Given data >>
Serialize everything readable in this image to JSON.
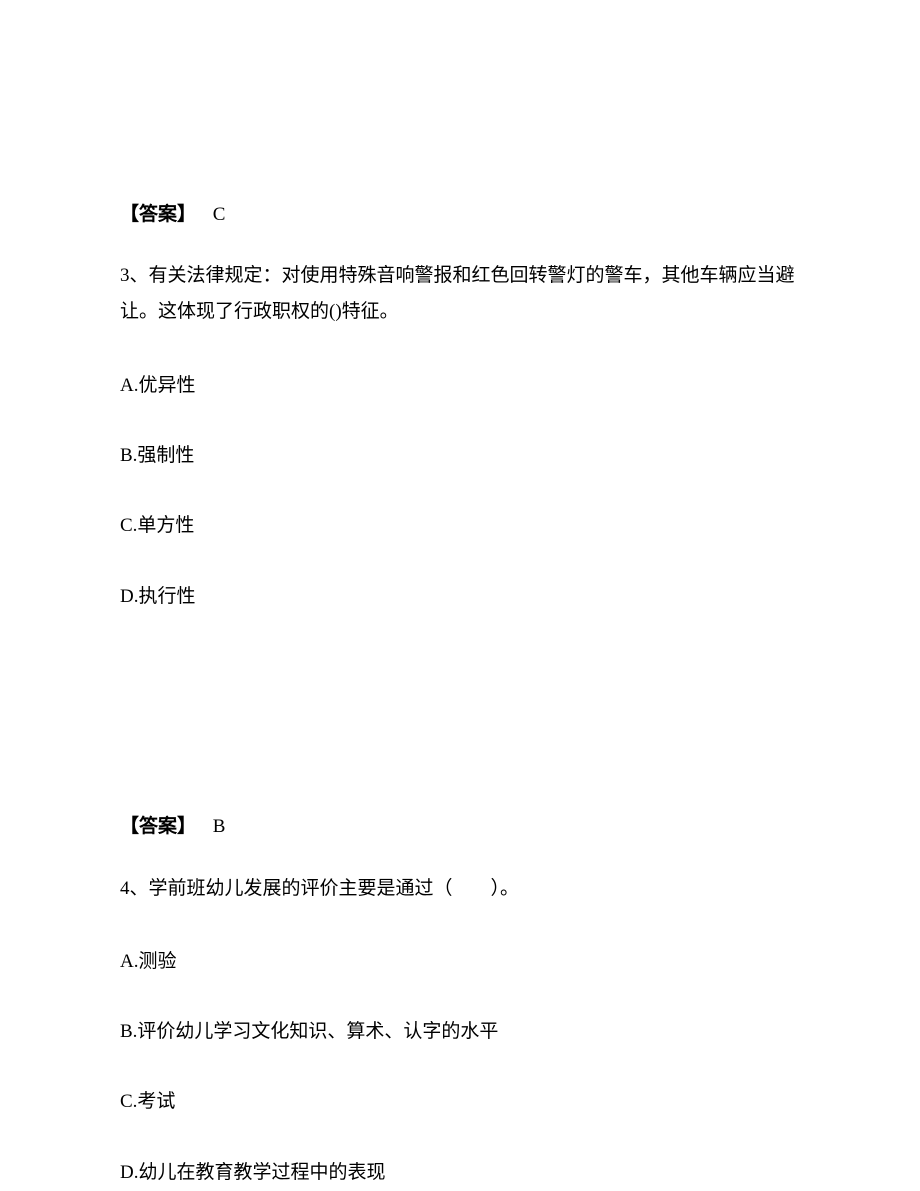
{
  "answer1": {
    "label": "【答案】",
    "value": "C"
  },
  "question3": {
    "number": "3、",
    "stem": "有关法律规定：对使用特殊音响警报和红色回转警灯的警车，其他车辆应当避让。这体现了行政职权的()特征。",
    "options": {
      "A": "A.优异性",
      "B": "B.强制性",
      "C": "C.单方性",
      "D": "D.执行性"
    }
  },
  "answer2": {
    "label": "【答案】",
    "value": "B"
  },
  "question4": {
    "number": "4、",
    "stem": "学前班幼儿发展的评价主要是通过（　　）。",
    "options": {
      "A": "A.测验",
      "B": "B.评价幼儿学习文化知识、算术、认字的水平",
      "C": "C.考试",
      "D": "D.幼儿在教育教学过程中的表现"
    }
  }
}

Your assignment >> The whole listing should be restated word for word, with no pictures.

The completed task >>
Serialize everything readable in this image to JSON.
{
  "answer1": {
    "label": "【答案】",
    "value": "C"
  },
  "question3": {
    "number": "3、",
    "stem": "有关法律规定：对使用特殊音响警报和红色回转警灯的警车，其他车辆应当避让。这体现了行政职权的()特征。",
    "options": {
      "A": "A.优异性",
      "B": "B.强制性",
      "C": "C.单方性",
      "D": "D.执行性"
    }
  },
  "answer2": {
    "label": "【答案】",
    "value": "B"
  },
  "question4": {
    "number": "4、",
    "stem": "学前班幼儿发展的评价主要是通过（　　）。",
    "options": {
      "A": "A.测验",
      "B": "B.评价幼儿学习文化知识、算术、认字的水平",
      "C": "C.考试",
      "D": "D.幼儿在教育教学过程中的表现"
    }
  }
}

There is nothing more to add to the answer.